She’s also lesbian.

Does the last sentence change anything about her skills as an athlete? It shouldn’t. So why should sports today be non-inclusive of athletes based on the arbitrary metric of sexuality?

An Out of Fields study reported that 80% of Australians have witnessed homophobia in sporting events and that 75% believe openly gay spectators would feel unsafe being present at a sporting event. The same report also stated that 87% of young men and 75% of young women remain closeted while participating in sports.

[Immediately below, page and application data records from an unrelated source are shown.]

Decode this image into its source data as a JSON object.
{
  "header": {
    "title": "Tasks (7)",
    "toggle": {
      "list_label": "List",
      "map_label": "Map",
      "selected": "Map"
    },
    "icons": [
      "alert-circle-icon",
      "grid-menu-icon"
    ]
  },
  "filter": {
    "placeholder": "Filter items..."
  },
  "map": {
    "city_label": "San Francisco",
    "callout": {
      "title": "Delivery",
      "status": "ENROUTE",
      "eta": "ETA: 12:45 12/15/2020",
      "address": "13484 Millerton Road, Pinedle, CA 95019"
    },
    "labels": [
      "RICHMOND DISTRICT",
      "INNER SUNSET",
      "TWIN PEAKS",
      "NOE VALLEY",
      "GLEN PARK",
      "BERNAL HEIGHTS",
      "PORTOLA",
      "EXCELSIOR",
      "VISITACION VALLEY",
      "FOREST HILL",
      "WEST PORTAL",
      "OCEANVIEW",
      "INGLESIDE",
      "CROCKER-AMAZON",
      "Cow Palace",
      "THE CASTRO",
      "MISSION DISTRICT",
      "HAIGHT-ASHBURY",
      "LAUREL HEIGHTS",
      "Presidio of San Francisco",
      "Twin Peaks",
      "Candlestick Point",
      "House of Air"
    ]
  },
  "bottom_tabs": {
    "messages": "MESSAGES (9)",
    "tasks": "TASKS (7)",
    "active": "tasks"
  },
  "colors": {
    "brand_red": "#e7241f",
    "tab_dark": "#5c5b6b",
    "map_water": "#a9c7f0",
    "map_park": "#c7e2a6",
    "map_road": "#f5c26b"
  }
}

For too long, athletes have feared coming out as homosexual due to heteronormative ideals that exist within sports culture. They remain closeted for fear of being treated differently by their team, their coach, and their fans. Camaraderie and trust in team-based sports such as football is a fundamental aspect of playing and working together on the field, and a lack of trust between team members is destructive in terms of personal and team growth. Furthermore, homophobic reactions can delegitimize an athlete, which can severely harm his/her career. For example, Billie Jean King, formerly ranked number one in the world in tennis, lost millions of dollars in sponsorship money after coming out. Male athletes specifically are often afraid to come out because of the stereotype of gay men not being masculine. This stereotype has no factual basis but resonates regardless within society, unfairly portraying gay athletes as less valuable.

While not coming out allows athletes to avoid these negative repercussions, they also become further trapped in an identity that was assumed for them.

The Out Of Fields study shows how deeply entrenched heteronormativity is in sports around the world. In Glengarry, Australia, huge rainbow flags that promoted the nearby Pride Cup in Victoria were burnt down and destroyed in mere hours. As a result, the Pride Cup responded by pushing for the inclusion of the LGBTQ community in numerous Victorian sporting organisations including football, gymnastics, cricket, and rugby, as a “pledge of pride,” allowing any members into their clubs regardless of their sexuality or gender identity.

While inclusivity of LGBTQ athletes has slowly been improving, there exists an overwhelming group of athletes afraid to come out. The growing amount of LGBTQ athletic role models helps empower other athletes, letting them know they are not alone, but there is still much work to be done. It’s time for the international sports community to take proper steps to address that not being straight does not define who you are as an athlete.